Body and Mind
Take the Plunge
Unleash your inner athlete and learn how to swim
-Mary Beth Sammons
If you’ve been wondering what’s the best way to get in shape, just take one look at Dara Torres and her perfect six-pack. It’s enough to make you – and me – go running to the nearest pool and dive into swimming as the exercise du jour. As photos of the five-time U.S. Olympic swimmer – and 41-year-old mom of a toddler – rolled across my TV screen last week, I have to admit I was pretty thrilled that I’ve taken the dive into swimming.
Okay, so Dara employs three trainers, two stretchers and a massage therapist to get that body (and to achieve world-class performance). But exercise experts agree that swimming is a great way to soothe and strengthen your body, and at the same time get a great cardio workout. Plus, as the smell of chlorine reeks out of my skin all day, at least I feel like I’m doing something to try to banish stretch marks and a triple post-pregnancy pooch. Other benefits: Swimming improves your posture and helps you develop a strong, lean physique.
So, if you’re longing for the fluidity and freedom you can only find in a pool, what’s the best way to get started? Here are a few simple things that can make your swimming easier and more productive. You’ll be speeding down the pool in no time.
• Face your fears. You’re not alone. Most people are afraid of the water:
It’s a fact. I confess that even though I practically lived in Lake Michigan as a child, and did a mean breaststroke, the idea of donning goggles and a Speedo and promenading around the deck of my health-club pool terrified me. To ease my anxiety and motivate myself I went incognito by hightailing it to a pool (several suburbs away). There, I signed up for private lessons with a coach, explaining to him that I was too afraid and perhaps I should race back to the security of the step machine (and clothes). I unfortunately had already announced to friends that I was going to attempt a triathlon that coming summer, so I was counting on the swim coach to declare me an extremely unfit swimmer and therefore unable to compete. Instead, he told me to shut up and get wet. “Everybody’s afraid,” he barked. Five hours and four pairs of goggles later, my soggy self could swim again.
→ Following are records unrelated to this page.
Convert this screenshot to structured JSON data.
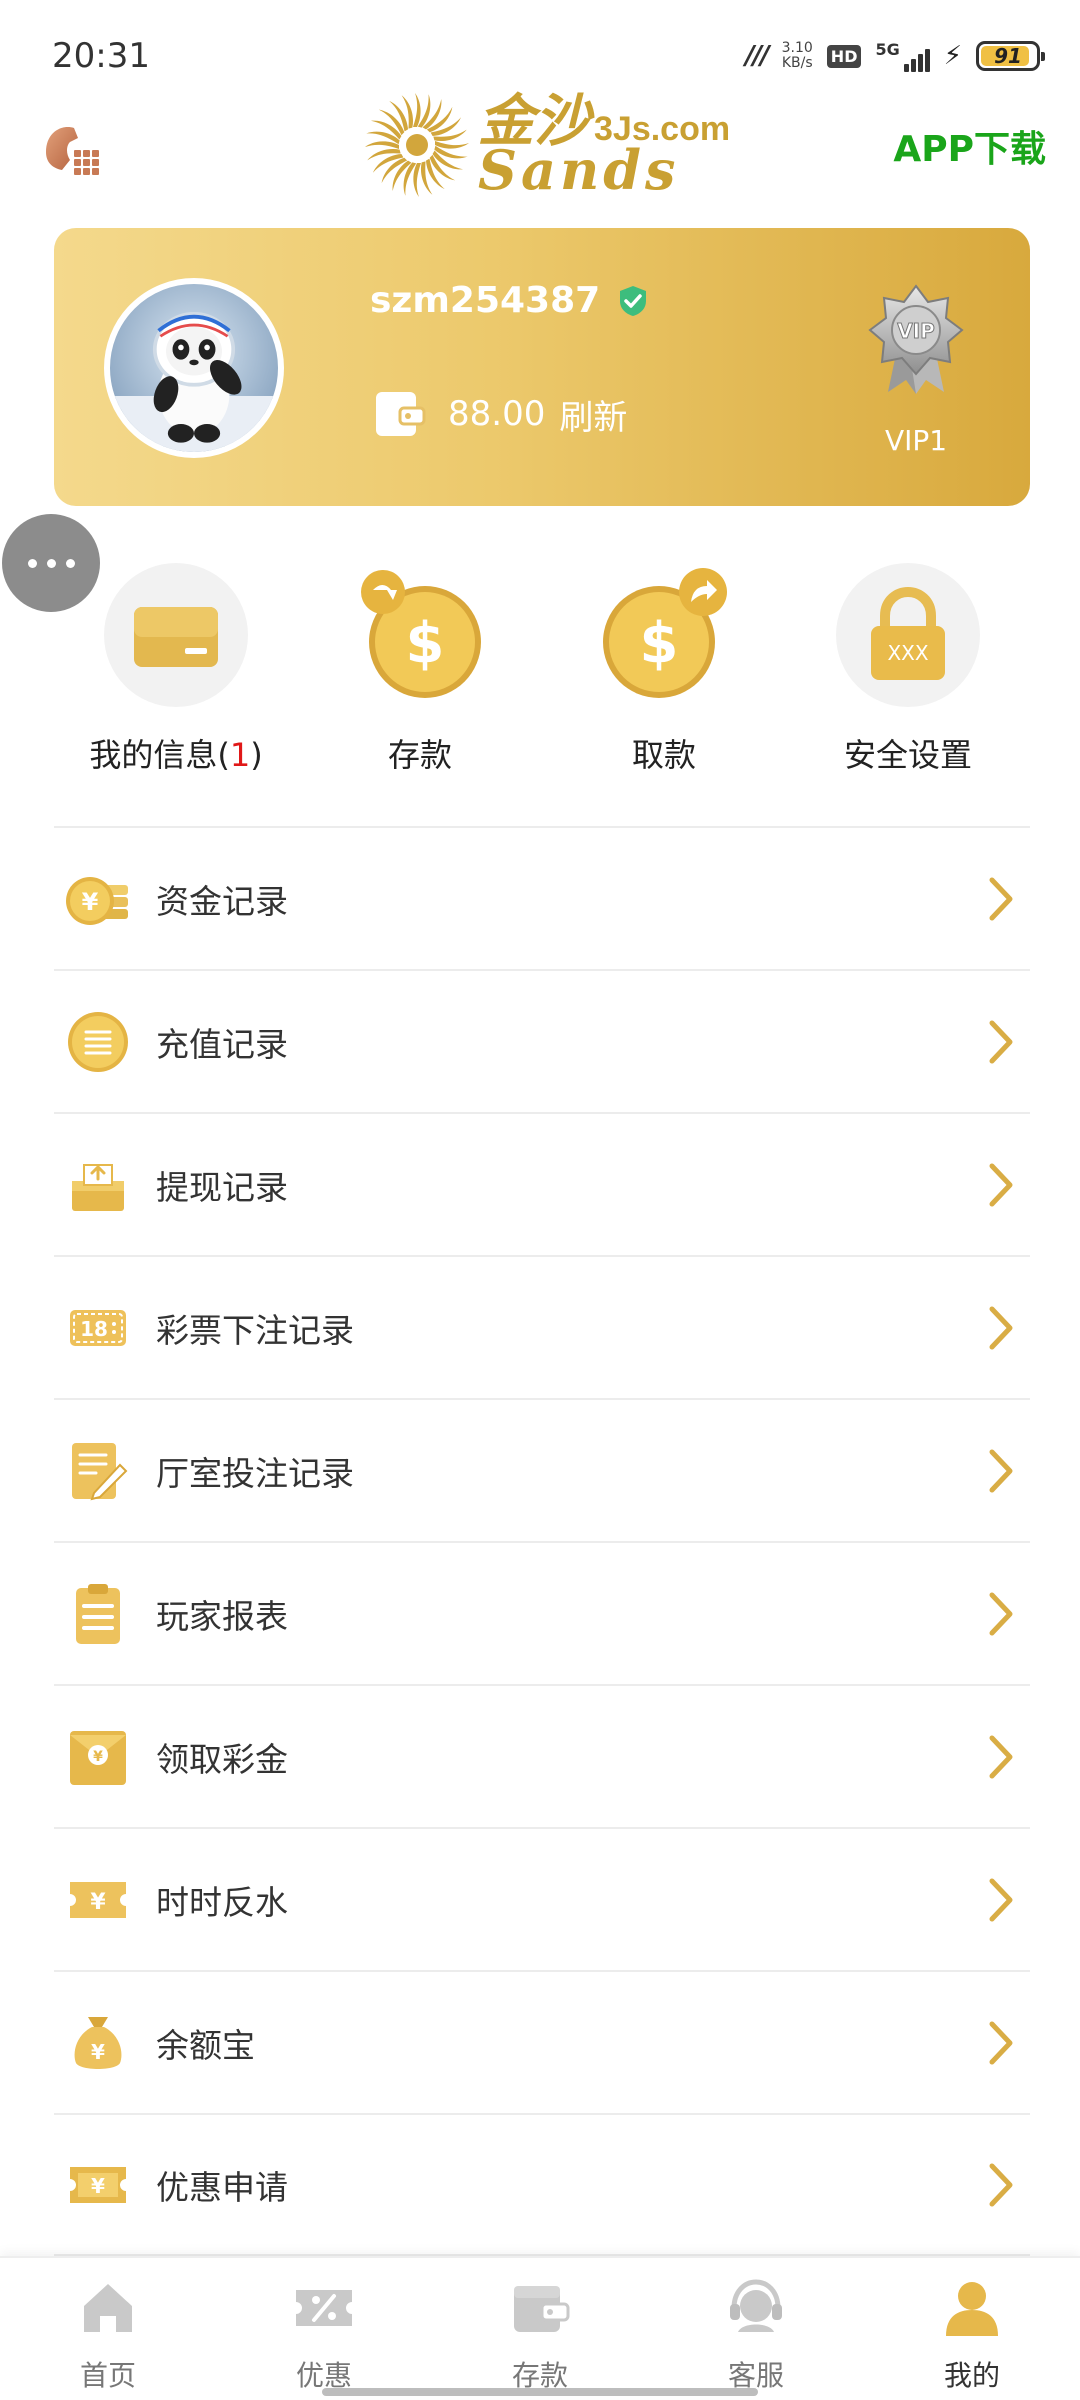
{
  "status_bar": {
    "time": "20:31",
    "carrier_indicator": "ᵢᵢ",
    "speed_value": "3.10",
    "speed_unit": "KB/s",
    "hd": "HD",
    "network": "5G",
    "battery": "91"
  },
  "header": {
    "logo_cn": "金沙",
    "logo_domain": "3Js.com",
    "logo_en": "Sands",
    "app_download": "APP下载",
    "icons": {
      "phone": "phone-icon"
    }
  },
  "profile": {
    "username": "szm254387",
    "balance": "88.00",
    "refresh": "刷新",
    "vip_level": "VIP1",
    "vip_badge_text": "VIP"
  },
  "quick_actions": [
    {
      "label": "我的信息(",
      "badge": "1",
      "suffix": ")",
      "icon": "card-icon"
    },
    {
      "label": "存款",
      "icon": "deposit-coin-icon"
    },
    {
      "label": "取款",
      "icon": "withdraw-coin-icon"
    },
    {
      "label": "安全设置",
      "icon": "lock-icon",
      "lock_text": "XXX"
    }
  ],
  "menu": [
    {
      "label": "资金记录",
      "icon": "yen-coins-icon"
    },
    {
      "label": "充值记录",
      "icon": "list-coin-icon"
    },
    {
      "label": "提现记录",
      "icon": "cash-out-icon"
    },
    {
      "label": "彩票下注记录",
      "icon": "lottery-18-icon",
      "icon_text": "18"
    },
    {
      "label": "厅室投注记录",
      "icon": "note-pen-icon"
    },
    {
      "label": "玩家报表",
      "icon": "clipboard-report-icon"
    },
    {
      "label": "领取彩金",
      "icon": "red-envelope-icon"
    },
    {
      "label": "时时反水",
      "icon": "yen-ticket-icon"
    },
    {
      "label": "余额宝",
      "icon": "money-bag-icon"
    },
    {
      "label": "优惠申请",
      "icon": "coupon-icon"
    }
  ],
  "bottom_nav": [
    {
      "label": "首页",
      "icon": "home-icon"
    },
    {
      "label": "优惠",
      "icon": "discount-ticket-icon"
    },
    {
      "label": "存款",
      "icon": "wallet-icon"
    },
    {
      "label": "客服",
      "icon": "headset-icon"
    },
    {
      "label": "我的",
      "icon": "person-icon",
      "active": true
    }
  ],
  "colors": {
    "gold": "#d9ad45",
    "card_gradient_start": "#f4d98c",
    "card_gradient_end": "#d8a93d",
    "app_download_green": "#1aa51a",
    "badge_red": "#e01818"
  }
}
• Start with the basics. The best way to start is to sign up for a refresher course in the basics or check out this YouTube swimming lesson:
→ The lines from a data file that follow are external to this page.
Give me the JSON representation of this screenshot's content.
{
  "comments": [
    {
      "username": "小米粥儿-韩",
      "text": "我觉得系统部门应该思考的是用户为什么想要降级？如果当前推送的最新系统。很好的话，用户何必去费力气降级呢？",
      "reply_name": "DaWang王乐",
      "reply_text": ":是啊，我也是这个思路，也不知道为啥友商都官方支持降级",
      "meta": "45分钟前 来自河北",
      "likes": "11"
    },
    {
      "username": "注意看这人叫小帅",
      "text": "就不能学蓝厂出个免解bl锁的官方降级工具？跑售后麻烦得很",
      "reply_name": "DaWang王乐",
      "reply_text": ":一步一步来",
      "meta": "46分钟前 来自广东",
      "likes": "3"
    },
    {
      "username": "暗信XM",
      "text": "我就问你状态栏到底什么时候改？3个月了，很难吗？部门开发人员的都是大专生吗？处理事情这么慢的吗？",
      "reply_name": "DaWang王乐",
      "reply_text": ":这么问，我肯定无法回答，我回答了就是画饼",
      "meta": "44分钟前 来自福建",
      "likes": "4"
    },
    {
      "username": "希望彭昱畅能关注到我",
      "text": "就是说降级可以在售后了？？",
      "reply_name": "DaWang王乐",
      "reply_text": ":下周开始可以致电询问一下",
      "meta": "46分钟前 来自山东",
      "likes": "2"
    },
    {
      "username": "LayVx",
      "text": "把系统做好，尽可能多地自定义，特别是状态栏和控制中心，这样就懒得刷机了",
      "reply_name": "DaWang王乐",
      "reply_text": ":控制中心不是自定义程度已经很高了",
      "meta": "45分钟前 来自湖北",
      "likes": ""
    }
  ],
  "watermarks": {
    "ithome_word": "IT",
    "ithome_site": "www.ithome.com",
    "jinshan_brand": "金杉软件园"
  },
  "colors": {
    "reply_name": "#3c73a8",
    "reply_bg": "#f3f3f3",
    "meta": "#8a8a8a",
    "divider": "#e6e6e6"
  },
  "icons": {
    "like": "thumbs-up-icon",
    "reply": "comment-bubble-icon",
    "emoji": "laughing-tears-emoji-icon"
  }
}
• Just breathe. Practice your breathing during swimming. After you’ve done some gliding, try going on your side and getting some breathing practice. Breathing is the key to a successful stroke, and the more time you can spend perfecting it, the better.
• Gear up: Choose your swim gear carefully. Go to a decent sports shop and get some advice on what you should wear. Wear goggles (shaded if you’re swimming outside in the summer glare), a swimming cap (chlorine wrecks your color and makes your scalp flake), which keeps your hair out of your face.
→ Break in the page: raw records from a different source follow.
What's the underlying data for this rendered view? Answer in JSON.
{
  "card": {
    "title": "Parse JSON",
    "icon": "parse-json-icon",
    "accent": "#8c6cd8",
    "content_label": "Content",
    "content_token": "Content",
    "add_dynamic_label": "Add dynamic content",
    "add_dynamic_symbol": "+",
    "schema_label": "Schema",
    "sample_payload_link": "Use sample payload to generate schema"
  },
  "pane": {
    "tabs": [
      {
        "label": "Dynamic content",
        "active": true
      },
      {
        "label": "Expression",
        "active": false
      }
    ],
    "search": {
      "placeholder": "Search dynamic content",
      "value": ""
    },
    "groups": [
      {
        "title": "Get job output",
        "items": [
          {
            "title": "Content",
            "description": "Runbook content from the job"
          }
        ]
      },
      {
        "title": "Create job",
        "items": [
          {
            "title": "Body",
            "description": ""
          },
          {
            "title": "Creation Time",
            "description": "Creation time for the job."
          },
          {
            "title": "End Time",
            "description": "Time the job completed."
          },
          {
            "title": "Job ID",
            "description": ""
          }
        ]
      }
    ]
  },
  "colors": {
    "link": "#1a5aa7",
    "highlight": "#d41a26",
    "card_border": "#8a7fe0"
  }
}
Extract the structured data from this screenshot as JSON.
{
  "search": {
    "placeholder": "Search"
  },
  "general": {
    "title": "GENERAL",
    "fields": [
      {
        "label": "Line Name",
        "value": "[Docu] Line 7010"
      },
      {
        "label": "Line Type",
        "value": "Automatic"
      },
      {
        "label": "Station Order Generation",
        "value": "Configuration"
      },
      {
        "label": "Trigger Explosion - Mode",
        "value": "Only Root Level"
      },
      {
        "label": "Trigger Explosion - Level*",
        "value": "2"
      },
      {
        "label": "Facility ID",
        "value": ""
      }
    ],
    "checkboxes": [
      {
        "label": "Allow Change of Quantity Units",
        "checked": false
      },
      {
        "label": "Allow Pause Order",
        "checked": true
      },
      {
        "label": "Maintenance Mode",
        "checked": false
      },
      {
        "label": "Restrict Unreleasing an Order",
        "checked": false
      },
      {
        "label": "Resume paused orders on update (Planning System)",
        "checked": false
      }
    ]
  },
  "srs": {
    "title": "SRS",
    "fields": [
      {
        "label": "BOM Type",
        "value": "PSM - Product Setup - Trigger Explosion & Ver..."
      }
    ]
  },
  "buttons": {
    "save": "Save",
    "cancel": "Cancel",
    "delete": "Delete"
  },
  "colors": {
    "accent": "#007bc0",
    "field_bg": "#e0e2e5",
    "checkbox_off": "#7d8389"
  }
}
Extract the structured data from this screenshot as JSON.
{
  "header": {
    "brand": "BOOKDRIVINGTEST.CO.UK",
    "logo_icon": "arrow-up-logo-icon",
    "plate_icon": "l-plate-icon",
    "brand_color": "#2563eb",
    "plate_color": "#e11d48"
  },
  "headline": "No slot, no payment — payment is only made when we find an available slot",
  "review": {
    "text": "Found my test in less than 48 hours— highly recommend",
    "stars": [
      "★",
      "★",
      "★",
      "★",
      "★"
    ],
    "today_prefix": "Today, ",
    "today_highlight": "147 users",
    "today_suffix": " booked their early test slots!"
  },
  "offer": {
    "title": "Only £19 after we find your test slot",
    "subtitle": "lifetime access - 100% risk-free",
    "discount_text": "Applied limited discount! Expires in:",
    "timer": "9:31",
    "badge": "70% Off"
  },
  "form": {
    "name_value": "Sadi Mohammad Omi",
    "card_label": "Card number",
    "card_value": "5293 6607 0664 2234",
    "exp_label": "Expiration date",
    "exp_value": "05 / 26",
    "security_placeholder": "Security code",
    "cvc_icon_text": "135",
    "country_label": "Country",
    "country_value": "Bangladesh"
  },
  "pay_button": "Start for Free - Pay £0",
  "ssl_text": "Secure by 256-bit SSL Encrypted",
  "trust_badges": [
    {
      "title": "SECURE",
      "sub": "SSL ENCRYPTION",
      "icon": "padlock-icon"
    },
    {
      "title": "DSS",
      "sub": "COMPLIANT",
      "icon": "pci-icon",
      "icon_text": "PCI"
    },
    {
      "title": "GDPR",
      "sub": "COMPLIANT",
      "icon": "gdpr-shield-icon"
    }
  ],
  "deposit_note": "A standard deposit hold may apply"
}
• Swim, swim and swim some more. The only way to swim is to dive in.